Metro Calgary buyers have equal negotiating power and their power has been growing. So long as you aren’t taking on an uncomfortable amount of debt and this is your “forever home”, it is a good time to buy. You may save a bit of money waiting for prices to drop further but the savings likely won’t be as great as the cost of paying rent.
At the end of the day, a home is a place to live more than it is an investment. If you feel you need a home to have the lifestyle you’ve always wanted, then now is the best time since 2009 to be a buyer. Just be sure to drive a hard bargain and keep in mind that prices will likely continue to drop after you buy your home. It’s impossible for everyone to perfectly time the peaks and troughs of the market.
What should Sellers do?
Real estate holds more uncertainty for sellers. Current forecasts would indicate that the longer you wait the less you’ll get for your home. In the early 1990s, Toronto saw a dramatic real estate correction and it took almost 20 years for prices to match their previous peak. There’s no guarantee that’s the case in Calgary but if you don’t like risk and you know you need to sell in the next 5 years, it may be prudent to list earlier rather than later.
For the latest market information for Metro Calgary bookmark our Metro Calgary Real Estate Insights and Forecast page.

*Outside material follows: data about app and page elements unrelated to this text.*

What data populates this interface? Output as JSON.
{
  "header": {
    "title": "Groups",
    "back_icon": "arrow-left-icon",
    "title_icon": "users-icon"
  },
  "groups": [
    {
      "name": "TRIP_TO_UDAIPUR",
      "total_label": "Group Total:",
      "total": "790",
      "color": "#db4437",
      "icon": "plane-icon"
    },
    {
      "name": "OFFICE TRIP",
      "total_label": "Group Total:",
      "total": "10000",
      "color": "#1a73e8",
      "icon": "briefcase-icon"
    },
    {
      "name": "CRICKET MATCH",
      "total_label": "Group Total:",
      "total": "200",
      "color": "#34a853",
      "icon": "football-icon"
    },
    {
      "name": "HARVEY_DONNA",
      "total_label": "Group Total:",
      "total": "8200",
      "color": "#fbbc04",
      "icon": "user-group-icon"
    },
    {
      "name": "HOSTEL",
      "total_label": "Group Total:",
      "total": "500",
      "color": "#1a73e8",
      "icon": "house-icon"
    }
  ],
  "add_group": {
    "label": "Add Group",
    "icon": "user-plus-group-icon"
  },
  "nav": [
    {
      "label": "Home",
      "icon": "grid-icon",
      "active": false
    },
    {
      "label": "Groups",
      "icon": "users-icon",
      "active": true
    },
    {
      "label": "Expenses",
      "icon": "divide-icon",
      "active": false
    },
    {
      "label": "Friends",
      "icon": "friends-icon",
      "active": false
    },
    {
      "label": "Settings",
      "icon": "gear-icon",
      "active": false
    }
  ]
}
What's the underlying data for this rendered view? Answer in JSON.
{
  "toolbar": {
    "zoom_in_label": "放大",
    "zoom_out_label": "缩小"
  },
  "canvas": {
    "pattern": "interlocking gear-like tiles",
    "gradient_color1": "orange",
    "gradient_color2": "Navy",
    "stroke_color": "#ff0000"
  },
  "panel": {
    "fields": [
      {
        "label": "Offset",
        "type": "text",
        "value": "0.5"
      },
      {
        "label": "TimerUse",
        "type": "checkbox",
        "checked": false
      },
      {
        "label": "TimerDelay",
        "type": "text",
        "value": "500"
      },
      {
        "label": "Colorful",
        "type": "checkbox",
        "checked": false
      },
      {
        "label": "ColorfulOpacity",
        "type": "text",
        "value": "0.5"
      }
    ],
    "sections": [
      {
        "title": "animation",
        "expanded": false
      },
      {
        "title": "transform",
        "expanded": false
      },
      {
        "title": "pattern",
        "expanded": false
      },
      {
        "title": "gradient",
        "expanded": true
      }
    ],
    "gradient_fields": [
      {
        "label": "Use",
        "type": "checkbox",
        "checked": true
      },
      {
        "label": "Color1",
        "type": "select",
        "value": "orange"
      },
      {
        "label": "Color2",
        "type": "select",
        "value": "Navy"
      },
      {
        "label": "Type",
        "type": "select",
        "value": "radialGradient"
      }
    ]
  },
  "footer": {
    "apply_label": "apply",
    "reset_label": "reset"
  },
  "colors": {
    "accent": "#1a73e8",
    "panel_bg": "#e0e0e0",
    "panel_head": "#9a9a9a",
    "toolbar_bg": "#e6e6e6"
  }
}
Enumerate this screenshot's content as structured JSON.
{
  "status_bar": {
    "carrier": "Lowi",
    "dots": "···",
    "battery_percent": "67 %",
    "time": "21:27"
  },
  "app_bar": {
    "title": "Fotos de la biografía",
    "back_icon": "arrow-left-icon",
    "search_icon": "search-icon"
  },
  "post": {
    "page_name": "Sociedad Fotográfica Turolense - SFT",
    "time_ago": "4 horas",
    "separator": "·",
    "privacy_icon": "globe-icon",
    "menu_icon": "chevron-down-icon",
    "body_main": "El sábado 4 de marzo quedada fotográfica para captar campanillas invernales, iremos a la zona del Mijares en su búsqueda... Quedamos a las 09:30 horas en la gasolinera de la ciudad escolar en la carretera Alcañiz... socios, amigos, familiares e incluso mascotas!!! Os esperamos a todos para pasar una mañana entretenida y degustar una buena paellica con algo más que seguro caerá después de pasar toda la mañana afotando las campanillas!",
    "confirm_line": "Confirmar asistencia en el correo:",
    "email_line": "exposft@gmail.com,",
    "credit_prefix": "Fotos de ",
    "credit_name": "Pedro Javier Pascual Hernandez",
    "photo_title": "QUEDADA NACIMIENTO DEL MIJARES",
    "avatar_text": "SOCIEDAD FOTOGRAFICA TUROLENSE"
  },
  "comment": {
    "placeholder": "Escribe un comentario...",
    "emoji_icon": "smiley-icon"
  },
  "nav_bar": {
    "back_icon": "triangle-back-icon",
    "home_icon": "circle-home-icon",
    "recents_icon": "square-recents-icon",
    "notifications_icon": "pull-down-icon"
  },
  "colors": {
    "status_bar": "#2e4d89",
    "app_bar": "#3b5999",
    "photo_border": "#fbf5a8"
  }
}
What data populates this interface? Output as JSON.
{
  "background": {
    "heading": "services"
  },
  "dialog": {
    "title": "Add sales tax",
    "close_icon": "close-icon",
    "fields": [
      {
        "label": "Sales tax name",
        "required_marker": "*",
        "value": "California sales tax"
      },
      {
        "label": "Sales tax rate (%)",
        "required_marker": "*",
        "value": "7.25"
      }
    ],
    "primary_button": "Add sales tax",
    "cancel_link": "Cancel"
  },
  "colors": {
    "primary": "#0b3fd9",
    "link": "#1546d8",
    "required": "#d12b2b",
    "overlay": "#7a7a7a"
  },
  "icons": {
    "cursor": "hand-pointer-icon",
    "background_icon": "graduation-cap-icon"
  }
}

In summary, we think prices could drop between now and December 2020. However, because of the annual seasonal real estate price cycle, prices typically have more upward pressure between January and June, then stabilize in late summer before prices soften under the downward pressure exerted in Fall and Winter. If you’re looking to buy your first house, now is as good a time as any to buy. If you own a condo or townhouse and want to upgrade to a house, we expect the price gap between houses and other homes to get larger between now and 2021. As an investor, be cautious of the risks present in the current market.